Author(s): Robert Louis Stevenson
This is the "Penguin English Library Edition" of "Dr Jekyll and Mr Hyde" by Robert Louis Stevenson. 'All human beings, as we meet them, are commingled out of good and evil: and Edward Hyde, alone in the ranks of mankind, was pure evil'. Published as a 'shilling shocker', Robert Louis Stevenson's dark psychological fantasy gave birth to the idea of the split personality. The story of respectable Dr Jekyll's strange association with 'damnable young man' Edward Hyde; the hunt through fog-bound London for a killer; and the final revelation of Hyde's true identity is a chilling exploration of humanity's basest capacity for evil. This edition also includes Stevenson's chilling story "The Bottle Imp". "The Penguin English Library" - 100 editions of the best fiction in English, from the eighteenth century and the very first novels to the beginning of the First World War.

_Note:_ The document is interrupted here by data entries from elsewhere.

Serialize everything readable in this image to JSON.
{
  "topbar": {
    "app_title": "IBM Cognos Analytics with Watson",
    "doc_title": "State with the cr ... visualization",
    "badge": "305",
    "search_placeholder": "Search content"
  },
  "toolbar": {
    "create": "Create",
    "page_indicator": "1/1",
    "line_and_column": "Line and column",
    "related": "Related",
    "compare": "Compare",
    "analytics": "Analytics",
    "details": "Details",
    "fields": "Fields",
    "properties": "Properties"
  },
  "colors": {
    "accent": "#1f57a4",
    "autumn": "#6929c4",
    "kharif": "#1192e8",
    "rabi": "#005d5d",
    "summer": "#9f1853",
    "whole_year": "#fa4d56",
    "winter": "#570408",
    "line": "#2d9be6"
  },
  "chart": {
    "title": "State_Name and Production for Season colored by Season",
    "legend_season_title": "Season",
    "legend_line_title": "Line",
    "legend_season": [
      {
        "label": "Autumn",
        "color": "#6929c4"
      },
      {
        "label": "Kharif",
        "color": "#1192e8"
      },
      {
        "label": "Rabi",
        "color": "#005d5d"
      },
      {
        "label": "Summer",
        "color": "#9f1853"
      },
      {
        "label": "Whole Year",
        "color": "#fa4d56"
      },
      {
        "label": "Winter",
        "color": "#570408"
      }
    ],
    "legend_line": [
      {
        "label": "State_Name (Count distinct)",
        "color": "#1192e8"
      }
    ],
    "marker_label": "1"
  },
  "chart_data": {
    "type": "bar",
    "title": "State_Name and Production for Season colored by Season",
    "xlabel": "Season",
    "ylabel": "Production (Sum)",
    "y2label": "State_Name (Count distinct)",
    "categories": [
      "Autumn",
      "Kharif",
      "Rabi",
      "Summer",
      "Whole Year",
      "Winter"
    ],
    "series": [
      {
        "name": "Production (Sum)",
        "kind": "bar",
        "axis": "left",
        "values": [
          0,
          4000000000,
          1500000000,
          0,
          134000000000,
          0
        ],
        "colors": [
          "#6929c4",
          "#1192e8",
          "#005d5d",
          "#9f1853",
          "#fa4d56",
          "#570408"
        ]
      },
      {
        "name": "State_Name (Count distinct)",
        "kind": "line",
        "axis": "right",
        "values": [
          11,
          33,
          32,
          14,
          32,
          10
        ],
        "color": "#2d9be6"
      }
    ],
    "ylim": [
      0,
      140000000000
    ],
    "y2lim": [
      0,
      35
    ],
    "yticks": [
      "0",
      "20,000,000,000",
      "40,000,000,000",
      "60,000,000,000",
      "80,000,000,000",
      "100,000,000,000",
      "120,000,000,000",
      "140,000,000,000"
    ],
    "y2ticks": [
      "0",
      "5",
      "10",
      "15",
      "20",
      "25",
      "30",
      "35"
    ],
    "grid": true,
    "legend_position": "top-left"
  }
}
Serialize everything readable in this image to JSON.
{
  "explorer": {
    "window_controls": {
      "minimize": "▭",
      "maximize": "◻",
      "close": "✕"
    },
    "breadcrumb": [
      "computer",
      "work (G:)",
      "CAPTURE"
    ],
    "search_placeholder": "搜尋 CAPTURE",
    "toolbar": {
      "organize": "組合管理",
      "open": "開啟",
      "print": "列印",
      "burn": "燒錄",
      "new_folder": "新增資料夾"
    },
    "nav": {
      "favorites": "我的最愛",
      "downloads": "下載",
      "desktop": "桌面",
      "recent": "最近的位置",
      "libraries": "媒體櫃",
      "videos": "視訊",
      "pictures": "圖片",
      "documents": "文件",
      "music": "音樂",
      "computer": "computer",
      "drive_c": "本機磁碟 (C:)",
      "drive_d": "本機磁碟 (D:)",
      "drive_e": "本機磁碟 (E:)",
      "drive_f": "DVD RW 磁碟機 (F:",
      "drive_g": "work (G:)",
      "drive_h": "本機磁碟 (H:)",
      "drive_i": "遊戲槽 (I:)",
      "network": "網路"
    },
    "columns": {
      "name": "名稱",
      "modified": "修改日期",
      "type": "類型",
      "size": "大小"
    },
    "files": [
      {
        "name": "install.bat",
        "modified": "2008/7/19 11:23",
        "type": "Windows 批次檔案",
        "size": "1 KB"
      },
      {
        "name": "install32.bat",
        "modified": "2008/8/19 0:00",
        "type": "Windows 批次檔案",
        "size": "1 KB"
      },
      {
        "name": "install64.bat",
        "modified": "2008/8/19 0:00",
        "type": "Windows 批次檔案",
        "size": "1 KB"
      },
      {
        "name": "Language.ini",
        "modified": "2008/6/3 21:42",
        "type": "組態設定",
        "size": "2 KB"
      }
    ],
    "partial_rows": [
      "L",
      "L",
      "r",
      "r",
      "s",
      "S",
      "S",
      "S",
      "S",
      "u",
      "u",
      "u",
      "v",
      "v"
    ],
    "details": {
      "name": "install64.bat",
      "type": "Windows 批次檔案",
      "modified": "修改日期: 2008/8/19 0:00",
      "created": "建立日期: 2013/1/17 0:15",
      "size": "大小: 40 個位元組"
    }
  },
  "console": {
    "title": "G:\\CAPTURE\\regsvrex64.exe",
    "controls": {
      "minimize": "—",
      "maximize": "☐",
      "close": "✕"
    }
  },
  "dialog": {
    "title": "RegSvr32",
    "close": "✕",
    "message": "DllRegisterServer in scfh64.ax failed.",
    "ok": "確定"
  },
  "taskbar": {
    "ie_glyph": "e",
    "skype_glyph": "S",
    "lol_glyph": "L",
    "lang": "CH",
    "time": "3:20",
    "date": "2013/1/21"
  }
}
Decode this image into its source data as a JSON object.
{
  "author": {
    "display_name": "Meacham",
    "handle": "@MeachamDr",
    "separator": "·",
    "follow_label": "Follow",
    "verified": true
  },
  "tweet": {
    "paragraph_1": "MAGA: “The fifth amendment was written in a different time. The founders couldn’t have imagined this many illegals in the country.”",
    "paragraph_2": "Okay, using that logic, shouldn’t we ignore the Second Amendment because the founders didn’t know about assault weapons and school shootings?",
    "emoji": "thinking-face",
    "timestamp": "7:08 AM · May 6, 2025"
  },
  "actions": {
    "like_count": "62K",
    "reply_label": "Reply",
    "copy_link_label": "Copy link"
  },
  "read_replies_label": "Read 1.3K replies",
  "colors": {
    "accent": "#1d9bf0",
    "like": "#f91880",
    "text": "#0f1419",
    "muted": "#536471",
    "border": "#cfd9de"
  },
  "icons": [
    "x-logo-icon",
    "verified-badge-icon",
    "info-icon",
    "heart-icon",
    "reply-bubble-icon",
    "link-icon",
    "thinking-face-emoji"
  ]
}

My eleven-year-old and I read this for our bedtime story over a few exciting nights, and we enjoyed discussing our observations and opinions (on the suppression and isolation of parts of the spectrum of inclinations that make a ‘personality’, and the consequent tendency of a suppressed part to grow in strength until the part seeks to supplant the whole, and that sort of thing). Stevenson first started explored these matters in the (unsuccessful) play Deacon Brodie, or, The Double Life, about the respectable life and crimes of Edinburgh cabinet-maker William Brodie, some of whose furniture Stevenson’s family owned. - Thomas
Robert Louis Stevenson was born in Edinburgh in 1850. The son of a prosperous civil engineer, he was expected to follow the family profession but was finally allowed to study law at Edinburgh University. Stevenson reacted forcibly against the Presbyterianism of both his city's professional classes and his devout parents, but the influence of Calvinism on his childhood informed the fascination with evil that is so powerfully explored in Dr Jekyll and Mr Hyde. Stevenson suffered from a severe respiratory disease from his twenties onwards, leading him to settle in the gentle climate of Samoa with his American wife, Fanny Osbourne.